Collected data entries =>

'''

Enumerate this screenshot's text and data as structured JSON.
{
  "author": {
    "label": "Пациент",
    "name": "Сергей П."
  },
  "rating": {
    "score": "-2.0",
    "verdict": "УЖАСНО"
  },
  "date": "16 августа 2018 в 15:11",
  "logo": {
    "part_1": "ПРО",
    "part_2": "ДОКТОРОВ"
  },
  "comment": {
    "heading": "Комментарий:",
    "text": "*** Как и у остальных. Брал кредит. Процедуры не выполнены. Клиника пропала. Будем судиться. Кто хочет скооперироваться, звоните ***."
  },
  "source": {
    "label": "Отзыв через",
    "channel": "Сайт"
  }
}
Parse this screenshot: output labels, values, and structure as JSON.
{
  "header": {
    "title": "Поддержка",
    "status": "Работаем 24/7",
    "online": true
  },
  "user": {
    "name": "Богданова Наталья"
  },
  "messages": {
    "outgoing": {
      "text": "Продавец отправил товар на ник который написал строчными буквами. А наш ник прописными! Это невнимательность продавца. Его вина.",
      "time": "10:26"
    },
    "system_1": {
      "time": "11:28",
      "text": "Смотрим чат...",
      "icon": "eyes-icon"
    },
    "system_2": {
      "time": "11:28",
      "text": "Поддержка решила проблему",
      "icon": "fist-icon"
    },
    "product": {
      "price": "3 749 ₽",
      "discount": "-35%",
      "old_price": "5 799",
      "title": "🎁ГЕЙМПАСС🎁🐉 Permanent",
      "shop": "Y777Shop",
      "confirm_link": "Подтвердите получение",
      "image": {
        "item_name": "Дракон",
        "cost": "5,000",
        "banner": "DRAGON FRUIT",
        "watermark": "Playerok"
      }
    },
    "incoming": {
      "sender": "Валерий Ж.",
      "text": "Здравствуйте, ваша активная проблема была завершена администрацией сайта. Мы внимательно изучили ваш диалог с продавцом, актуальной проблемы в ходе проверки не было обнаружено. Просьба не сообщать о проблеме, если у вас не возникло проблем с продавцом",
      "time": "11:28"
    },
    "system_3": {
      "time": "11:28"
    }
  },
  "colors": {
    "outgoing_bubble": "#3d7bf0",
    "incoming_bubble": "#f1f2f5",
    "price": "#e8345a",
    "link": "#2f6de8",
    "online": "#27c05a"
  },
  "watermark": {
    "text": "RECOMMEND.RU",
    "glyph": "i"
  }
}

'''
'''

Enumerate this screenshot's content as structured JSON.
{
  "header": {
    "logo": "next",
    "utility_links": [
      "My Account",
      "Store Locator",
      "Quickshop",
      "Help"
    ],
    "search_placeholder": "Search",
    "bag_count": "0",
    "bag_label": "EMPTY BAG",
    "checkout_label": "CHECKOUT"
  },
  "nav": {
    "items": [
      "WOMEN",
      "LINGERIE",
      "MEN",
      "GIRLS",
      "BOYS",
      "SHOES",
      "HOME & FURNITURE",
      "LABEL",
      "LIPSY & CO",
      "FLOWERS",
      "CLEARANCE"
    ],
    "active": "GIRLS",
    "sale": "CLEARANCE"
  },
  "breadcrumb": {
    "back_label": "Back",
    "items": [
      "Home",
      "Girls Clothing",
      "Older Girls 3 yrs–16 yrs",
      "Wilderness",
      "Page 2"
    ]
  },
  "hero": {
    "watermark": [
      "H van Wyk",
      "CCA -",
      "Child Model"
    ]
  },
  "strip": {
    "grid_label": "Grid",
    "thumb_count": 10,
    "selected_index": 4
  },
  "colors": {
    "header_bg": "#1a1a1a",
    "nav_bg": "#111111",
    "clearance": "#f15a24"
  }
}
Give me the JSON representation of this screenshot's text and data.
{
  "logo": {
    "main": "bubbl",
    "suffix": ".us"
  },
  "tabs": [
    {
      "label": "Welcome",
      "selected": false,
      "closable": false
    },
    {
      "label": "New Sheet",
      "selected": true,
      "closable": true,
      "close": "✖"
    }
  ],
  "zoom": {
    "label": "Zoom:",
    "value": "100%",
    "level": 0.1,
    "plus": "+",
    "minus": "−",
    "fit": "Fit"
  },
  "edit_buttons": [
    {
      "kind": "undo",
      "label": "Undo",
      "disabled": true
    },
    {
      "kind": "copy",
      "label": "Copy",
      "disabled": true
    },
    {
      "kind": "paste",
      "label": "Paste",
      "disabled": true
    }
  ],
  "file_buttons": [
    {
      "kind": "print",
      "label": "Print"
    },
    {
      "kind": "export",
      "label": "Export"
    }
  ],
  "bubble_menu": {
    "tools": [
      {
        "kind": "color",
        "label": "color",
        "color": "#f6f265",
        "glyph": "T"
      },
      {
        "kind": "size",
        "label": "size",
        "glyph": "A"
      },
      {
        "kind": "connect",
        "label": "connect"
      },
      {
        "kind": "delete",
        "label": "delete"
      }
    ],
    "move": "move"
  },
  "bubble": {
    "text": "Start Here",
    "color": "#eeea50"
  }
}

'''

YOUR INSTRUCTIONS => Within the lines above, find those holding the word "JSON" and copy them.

WRITTEN ANSWER =>
Enumerate this screenshot's text and data as structured JSON.
Parse this screenshot: output labels, values, and structure as JSON.
Enumerate this screenshot's content as structured JSON.
Give me the JSON representation of this screenshot's text and data.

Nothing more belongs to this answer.